How do you add music to an iPod?

How to Use your iPod (Conformist Version)

Back in the day, you needed to be a Mac person to use an iPod, but now even the nerdy PC guy in the Apple ads could do it -- provided that he has a USB 2.0 port. (By the way, in real life, John Hodgeman, the actor who plays the PC guy, is a longtime Mac head [source: Rojas].)

The most straightforward, pain-free way to put music on an iPod, of course, is to use the software that Apple wants you to use -- its proprietary music management software, iTunes. ITunes comes preloaded on Macs, and these days, it's loaded on a lot of major-brand PCs as well.
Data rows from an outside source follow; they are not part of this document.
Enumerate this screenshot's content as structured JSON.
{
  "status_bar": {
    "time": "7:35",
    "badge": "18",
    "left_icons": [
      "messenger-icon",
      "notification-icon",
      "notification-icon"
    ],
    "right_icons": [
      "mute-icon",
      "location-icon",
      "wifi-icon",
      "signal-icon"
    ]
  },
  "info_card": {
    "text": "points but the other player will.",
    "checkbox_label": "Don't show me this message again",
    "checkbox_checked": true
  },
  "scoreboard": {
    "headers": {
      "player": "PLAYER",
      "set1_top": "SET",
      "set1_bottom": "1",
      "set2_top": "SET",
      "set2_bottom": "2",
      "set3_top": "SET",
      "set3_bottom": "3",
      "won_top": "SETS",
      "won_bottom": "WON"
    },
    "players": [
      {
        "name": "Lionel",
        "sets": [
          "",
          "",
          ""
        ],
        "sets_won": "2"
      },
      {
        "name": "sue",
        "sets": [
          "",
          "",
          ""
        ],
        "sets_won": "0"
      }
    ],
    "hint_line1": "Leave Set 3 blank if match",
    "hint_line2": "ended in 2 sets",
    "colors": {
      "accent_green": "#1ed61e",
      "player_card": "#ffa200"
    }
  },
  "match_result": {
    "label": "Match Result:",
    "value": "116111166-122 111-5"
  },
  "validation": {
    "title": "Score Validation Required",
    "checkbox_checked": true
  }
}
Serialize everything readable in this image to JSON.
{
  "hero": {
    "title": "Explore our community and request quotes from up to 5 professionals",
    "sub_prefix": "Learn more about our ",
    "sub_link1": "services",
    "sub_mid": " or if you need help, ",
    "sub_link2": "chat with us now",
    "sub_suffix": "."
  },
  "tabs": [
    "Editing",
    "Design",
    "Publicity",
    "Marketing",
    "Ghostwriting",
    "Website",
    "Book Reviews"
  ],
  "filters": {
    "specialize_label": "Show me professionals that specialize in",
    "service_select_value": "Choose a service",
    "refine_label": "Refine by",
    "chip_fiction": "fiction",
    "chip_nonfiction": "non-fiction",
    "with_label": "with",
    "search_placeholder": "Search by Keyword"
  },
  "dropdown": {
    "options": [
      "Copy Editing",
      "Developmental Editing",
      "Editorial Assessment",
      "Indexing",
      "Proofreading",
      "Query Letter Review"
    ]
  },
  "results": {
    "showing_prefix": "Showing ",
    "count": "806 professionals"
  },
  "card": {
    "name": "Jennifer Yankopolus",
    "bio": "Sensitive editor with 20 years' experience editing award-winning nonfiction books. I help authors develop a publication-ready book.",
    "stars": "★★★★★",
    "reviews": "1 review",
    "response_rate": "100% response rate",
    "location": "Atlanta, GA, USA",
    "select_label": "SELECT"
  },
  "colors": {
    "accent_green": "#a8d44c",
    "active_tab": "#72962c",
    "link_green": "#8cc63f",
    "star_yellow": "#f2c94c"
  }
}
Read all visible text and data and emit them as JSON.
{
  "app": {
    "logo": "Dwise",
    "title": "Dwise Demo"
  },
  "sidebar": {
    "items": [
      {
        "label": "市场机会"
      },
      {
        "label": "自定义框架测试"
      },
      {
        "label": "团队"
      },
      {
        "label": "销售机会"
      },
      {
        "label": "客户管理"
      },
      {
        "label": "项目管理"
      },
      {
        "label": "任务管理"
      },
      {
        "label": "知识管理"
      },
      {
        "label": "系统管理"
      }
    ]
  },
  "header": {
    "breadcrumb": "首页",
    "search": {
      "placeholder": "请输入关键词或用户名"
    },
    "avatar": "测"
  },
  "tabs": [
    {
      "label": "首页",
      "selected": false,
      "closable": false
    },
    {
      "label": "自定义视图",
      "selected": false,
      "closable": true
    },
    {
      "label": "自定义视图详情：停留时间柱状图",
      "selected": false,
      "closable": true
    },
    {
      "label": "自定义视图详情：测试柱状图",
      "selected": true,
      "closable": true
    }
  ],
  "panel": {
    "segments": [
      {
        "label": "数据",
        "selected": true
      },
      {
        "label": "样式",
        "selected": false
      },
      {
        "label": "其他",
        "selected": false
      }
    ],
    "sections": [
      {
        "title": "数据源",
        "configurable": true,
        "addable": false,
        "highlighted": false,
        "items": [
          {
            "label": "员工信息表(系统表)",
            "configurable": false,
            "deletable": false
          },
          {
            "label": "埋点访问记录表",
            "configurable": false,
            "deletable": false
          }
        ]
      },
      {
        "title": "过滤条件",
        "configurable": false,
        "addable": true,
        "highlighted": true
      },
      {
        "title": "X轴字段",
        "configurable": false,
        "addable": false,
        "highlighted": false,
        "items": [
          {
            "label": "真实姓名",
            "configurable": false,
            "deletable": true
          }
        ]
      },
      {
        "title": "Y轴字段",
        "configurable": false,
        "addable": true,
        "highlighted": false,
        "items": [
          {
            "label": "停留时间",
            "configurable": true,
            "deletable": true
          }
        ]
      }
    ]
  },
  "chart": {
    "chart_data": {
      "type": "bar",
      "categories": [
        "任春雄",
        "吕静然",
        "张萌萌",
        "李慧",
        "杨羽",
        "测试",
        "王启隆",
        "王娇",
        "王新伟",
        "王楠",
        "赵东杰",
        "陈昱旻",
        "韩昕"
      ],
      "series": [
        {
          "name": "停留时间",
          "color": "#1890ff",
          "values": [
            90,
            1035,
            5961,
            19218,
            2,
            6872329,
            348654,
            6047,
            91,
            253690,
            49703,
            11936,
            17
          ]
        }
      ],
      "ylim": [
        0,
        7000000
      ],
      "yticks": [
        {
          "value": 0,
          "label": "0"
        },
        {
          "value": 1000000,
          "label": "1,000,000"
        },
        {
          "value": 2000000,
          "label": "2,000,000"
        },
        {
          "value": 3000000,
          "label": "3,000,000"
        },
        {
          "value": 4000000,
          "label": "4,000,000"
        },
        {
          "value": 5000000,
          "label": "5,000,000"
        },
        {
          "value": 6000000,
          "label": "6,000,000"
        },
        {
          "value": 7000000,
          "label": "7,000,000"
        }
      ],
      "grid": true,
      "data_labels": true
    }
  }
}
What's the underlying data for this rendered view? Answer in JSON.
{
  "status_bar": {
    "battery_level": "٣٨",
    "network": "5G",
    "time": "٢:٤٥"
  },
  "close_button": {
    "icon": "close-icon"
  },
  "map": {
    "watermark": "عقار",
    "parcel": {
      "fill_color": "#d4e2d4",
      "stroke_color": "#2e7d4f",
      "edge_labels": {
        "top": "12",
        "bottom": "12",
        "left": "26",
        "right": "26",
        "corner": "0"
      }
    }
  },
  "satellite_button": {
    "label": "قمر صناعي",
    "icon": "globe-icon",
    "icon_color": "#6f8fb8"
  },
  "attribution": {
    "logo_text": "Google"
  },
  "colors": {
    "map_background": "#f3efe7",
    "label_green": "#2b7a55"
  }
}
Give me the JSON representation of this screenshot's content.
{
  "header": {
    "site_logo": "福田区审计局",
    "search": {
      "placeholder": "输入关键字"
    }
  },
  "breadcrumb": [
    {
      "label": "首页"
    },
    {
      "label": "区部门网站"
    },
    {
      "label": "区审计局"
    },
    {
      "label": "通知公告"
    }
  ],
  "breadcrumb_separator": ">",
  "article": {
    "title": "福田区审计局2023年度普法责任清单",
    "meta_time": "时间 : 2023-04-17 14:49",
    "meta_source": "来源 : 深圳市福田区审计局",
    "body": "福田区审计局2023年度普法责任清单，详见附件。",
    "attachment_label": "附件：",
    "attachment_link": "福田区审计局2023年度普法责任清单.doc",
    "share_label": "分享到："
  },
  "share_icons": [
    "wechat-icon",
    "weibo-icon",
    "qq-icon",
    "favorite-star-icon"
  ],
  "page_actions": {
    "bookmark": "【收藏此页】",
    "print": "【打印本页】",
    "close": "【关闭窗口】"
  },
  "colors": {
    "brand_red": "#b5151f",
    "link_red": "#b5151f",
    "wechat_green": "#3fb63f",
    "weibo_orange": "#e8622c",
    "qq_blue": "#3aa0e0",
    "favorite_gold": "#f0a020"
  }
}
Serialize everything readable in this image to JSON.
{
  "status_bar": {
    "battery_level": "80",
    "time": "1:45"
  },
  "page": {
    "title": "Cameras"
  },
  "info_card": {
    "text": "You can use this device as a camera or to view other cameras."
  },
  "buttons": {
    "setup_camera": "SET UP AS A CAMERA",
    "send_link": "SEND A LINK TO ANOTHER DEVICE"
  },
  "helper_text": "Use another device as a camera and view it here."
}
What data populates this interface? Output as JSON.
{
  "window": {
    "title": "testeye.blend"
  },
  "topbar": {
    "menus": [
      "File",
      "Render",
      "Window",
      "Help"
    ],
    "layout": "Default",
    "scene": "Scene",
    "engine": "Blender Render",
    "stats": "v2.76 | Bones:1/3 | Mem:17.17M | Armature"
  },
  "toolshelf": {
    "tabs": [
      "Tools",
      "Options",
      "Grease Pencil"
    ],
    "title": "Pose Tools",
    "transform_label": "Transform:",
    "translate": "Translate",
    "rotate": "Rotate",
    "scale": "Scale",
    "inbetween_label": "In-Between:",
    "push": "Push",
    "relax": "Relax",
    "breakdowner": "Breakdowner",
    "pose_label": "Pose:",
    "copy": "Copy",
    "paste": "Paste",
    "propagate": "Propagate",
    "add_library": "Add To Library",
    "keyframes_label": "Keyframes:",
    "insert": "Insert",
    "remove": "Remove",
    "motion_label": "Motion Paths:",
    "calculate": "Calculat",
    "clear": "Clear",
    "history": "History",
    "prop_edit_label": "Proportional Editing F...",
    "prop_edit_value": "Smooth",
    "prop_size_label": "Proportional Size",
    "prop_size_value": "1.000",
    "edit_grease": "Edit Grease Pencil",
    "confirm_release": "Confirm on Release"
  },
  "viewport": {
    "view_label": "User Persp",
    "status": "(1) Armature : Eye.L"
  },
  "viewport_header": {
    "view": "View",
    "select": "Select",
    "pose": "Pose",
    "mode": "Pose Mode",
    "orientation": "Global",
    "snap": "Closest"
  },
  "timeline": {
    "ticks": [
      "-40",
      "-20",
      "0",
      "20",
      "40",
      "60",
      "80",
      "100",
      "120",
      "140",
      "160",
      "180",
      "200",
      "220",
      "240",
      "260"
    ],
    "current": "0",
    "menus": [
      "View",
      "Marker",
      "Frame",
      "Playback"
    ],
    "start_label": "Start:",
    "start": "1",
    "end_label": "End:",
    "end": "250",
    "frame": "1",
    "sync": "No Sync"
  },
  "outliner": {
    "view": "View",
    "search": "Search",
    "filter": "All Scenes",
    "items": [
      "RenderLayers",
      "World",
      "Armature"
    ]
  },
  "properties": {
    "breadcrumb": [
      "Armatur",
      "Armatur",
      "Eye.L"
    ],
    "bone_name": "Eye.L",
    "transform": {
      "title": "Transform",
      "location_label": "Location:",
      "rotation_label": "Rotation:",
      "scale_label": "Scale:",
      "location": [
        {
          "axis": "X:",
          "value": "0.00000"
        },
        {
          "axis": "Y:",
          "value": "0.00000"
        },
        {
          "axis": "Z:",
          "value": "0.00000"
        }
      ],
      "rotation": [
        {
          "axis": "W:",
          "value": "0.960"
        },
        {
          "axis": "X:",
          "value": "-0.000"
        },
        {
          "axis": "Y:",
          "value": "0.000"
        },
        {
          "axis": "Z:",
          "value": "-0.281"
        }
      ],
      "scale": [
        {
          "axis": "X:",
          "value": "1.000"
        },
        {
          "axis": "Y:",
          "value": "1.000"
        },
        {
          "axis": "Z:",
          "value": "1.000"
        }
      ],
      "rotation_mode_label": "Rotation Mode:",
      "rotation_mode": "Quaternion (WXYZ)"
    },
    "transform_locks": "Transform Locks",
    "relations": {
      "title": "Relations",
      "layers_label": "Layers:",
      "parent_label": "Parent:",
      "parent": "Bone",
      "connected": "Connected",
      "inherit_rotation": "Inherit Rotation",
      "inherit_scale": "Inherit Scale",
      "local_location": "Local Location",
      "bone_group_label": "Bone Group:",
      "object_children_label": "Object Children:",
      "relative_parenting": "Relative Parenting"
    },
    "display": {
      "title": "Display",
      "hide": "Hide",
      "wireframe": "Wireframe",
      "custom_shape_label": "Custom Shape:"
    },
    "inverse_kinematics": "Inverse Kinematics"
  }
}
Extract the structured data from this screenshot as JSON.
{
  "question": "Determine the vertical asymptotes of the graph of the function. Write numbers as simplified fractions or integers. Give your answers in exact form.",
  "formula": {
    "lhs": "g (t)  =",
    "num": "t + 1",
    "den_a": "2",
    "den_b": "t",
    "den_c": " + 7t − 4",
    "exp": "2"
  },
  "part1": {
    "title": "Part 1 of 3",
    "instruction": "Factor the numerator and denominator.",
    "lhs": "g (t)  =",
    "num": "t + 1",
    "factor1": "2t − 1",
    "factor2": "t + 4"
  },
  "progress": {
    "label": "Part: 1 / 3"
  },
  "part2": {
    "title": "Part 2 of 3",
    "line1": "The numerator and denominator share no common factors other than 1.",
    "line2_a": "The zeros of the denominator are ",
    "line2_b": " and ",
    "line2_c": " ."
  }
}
If you don't have it on your PC, you can download it for free from Apple's Web site and install it. Once you do that, you can use it to sync music on your computer hard drive with your iPod, import music from CDs and the Internet, buy songs from the iTunes store, and create personal greatest-hits collections called playlists. You can also burn songs from your iPod onto a CD via your computer's optical drive [source: iPod Classic User Guide].

It's all pretty simple. When you install iTunes, it searches for music files on your hard drive and lists them in its library. Then, when you hook up your iPod to your computer for the first time, iTunes will open automatically, and the Setup Assistant will appear. To make things super-simple, set iTunes to automatic syncing. That will copy all the songs from your computer to the iPod, and then look for new ones every time you plug it in again. Unless you've got a music collection the size of the Library of Congress, this should work fine for most people. But you also can choose the option "selected playlists, artists and genres," and then drag and drop only certain songs from your computer into your iPod [source: iPod Classic User Guide].

Besides using your iPod as a music player, you can also use it to transfer songs from an old computer to a new one. The one hitch is that if you didn't buy them from the iTunes store, you have to configure your iPod so that it functions as an external drive [source: Apple Support]. But if you're going to do that, you may not want to use iTunes at all. More in the next section.

More to Explore